SPECIAL TO CONTRACTOR

SAN PEDRO, CALIF. — A water recycling facility here is saving 2.5 million gal. of potable water daily — enough potable water to serve more than 16,000 people per day. The Water Replenishment District of Southern California, Los Angeles Department of Public Works, and Los Angeles Department of Water and Power held an open house in September for the Harbor Water Recycling Project at the Terminal Island Treatment Plant Advanced Wastewater Treatment Facility.

The Terminal Island Treatment Plant/Advanced Water Treatment Facility is located 20 miles south of downtown Los Angeles in San Pedro. The plant treats wastewater from more than 130,000 people and 100 businesses in the heavily industrialized Los Angeles/Long Beach Harbor area.

The water-recycling project consisted of two separate construction projects, one to construct the treatment facility and the other to construct the distribution pipeline. The contract for the wastewater treatment facility was valued at $28 million, and the distribution pipeline cost $30 million.

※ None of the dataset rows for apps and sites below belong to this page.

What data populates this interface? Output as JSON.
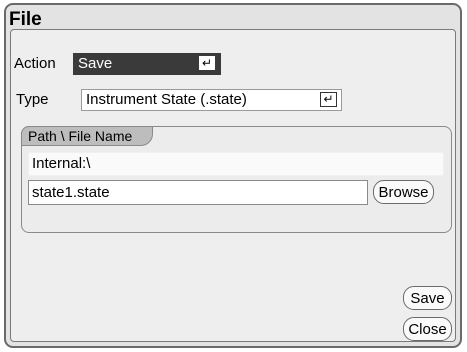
{
  "window": {
    "title": "File"
  },
  "action": {
    "label": "Action",
    "value": "Save",
    "enter_glyph": "↵"
  },
  "type": {
    "label": "Type",
    "value": "Instrument State (.state)",
    "enter_glyph": "↵"
  },
  "path_group": {
    "title": "Path \\ File Name",
    "path": "Internal:\\",
    "filename": "state1.state",
    "browse_label": "Browse"
  },
  "buttons": {
    "save_label": "Save",
    "close_label": "Close"
  },
  "icons": {
    "enter": "enter-key-icon"
  }
}
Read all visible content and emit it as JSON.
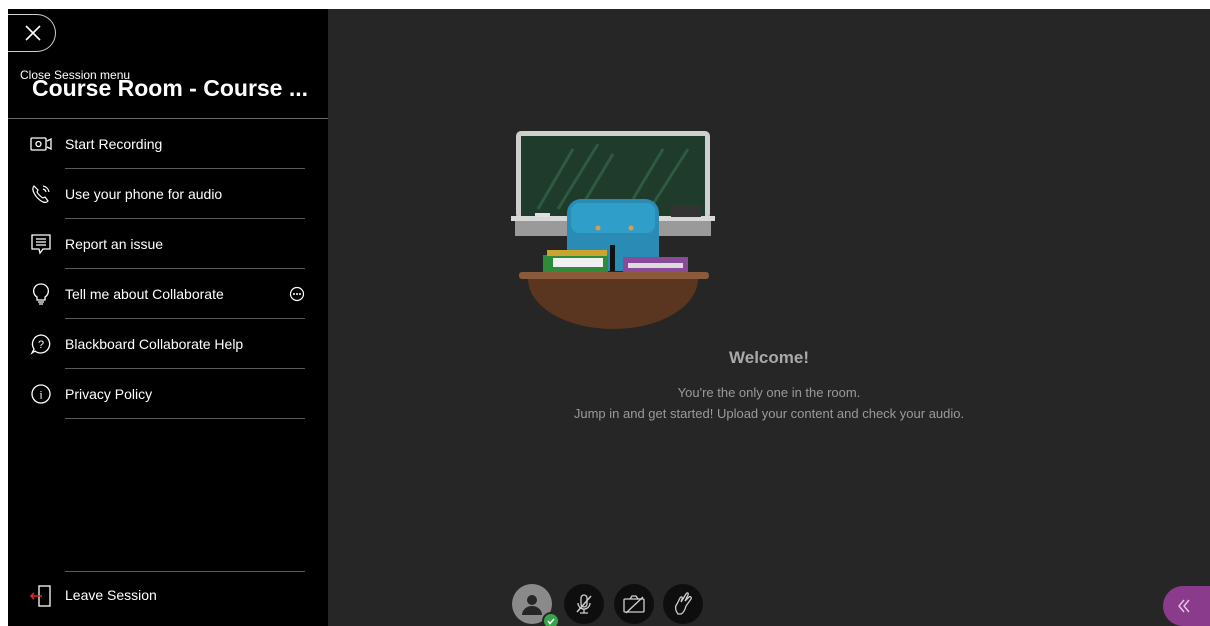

The wastewater treatment facility consists of a 5-million gal.-per-day microfiltration and reverse-osmosis facility along with the auxiliary systems required to operate the plant. The mechanical scope of work included furnishing and installing reverse-osmosis and auxiliary systems and installation of the city-furnished microfiltration system.

The water recycling project's distribution pipeline, which allows the Water Replenishment District of Southern California to use the reclaimed water for seawater intrusion prevention by injecting it into the Dominguez Gap Barrier project, operated by the Los Angeles County Department of Public Works. The injection prevents saltwater intrusion from the Los Angeles/ Long Beach Harbor. The Los Angeles Department of Water and Power managed design and construction of this part of the project.

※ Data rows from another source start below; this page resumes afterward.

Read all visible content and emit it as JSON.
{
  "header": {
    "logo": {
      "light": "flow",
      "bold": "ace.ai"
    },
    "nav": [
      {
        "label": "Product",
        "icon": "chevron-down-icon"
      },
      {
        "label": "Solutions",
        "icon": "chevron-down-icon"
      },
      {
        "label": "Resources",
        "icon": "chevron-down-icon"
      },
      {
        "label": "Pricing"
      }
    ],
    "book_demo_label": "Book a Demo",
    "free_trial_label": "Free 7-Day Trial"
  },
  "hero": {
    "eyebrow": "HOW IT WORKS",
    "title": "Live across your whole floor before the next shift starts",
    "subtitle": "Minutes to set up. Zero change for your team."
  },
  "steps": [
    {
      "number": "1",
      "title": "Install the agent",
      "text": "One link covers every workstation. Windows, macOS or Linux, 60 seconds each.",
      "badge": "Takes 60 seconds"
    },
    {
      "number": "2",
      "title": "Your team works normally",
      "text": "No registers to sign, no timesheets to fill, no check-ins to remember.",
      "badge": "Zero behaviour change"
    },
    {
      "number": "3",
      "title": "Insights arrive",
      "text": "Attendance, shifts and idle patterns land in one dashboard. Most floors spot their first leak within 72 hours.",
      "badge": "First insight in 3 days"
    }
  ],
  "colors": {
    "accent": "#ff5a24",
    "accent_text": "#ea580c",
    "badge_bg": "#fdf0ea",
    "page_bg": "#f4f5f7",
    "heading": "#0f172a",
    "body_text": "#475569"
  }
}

The water-recycling project provides advanced treated recycled water and will replace 50% of the imported water to the Dominguez Gap Seawater Barrier. This facility supplies treated water to protect the drinking water for the region and to protect the West Basin groundwater area from seawater contamination. Using recycled water for the Dominguez Gap Barrier saves 2.5 million gal. per day of potable water.

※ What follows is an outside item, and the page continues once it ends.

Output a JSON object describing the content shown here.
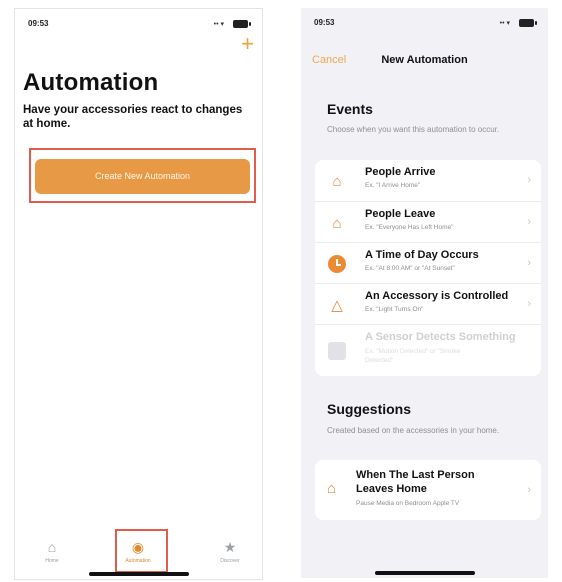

"The Harbor Water Recycling Project is an essential part of what the Water Replenishment District calls the Water Independence Network program," said Rob Katherman, district director. "Our objective under the WIN program is to eliminate the use of imported water for replenishment and virtually eliminate its use for barrier injection by 2015."

J.F. Shea Construction in Walnut, Calif., performed mechanical construction on the plan-and-spec project. Mechanical engineering for the Advanced Wastewater Treatment Facility was performed by the staff of the city of Los Angeles, Department of Public Works, Bureau of Engineering, Environmental Engineering Division, in association with consulting engineer Montgomery Watson Harza.

"The Harbor Water Recycling Project is a prime example of how Southern California can use high-quality treated water to meet many of our region's water needs," said Mary D. Nichols, board president of the Department of Water and Power, at the open house. "It decreases the city's dependence on imported water and at the same time helps reduce the amount of wastewater discharged into the bay."

Also speaking at the event were Gerald Secundy, vice chair/California Water Resources Control Board; Rita Robinson, executive director/Los Angeles Bureau of Sanitation; and Mark Gold, executive director/Heal the Bay. Frances Spivy-Weber, former executive director/ policy for the Mono Lake Committee, emceed the program.

Members of the public and environmental community as well as water and government officials, industry experts and agency representatives attended the celebration. Following the program of speakers, event attendees were invited to tour the facility to learn more about the state-of-the-art microfiltration and reverse-osmosis processes for treating recycled water for the Harbor Water Recycling Project.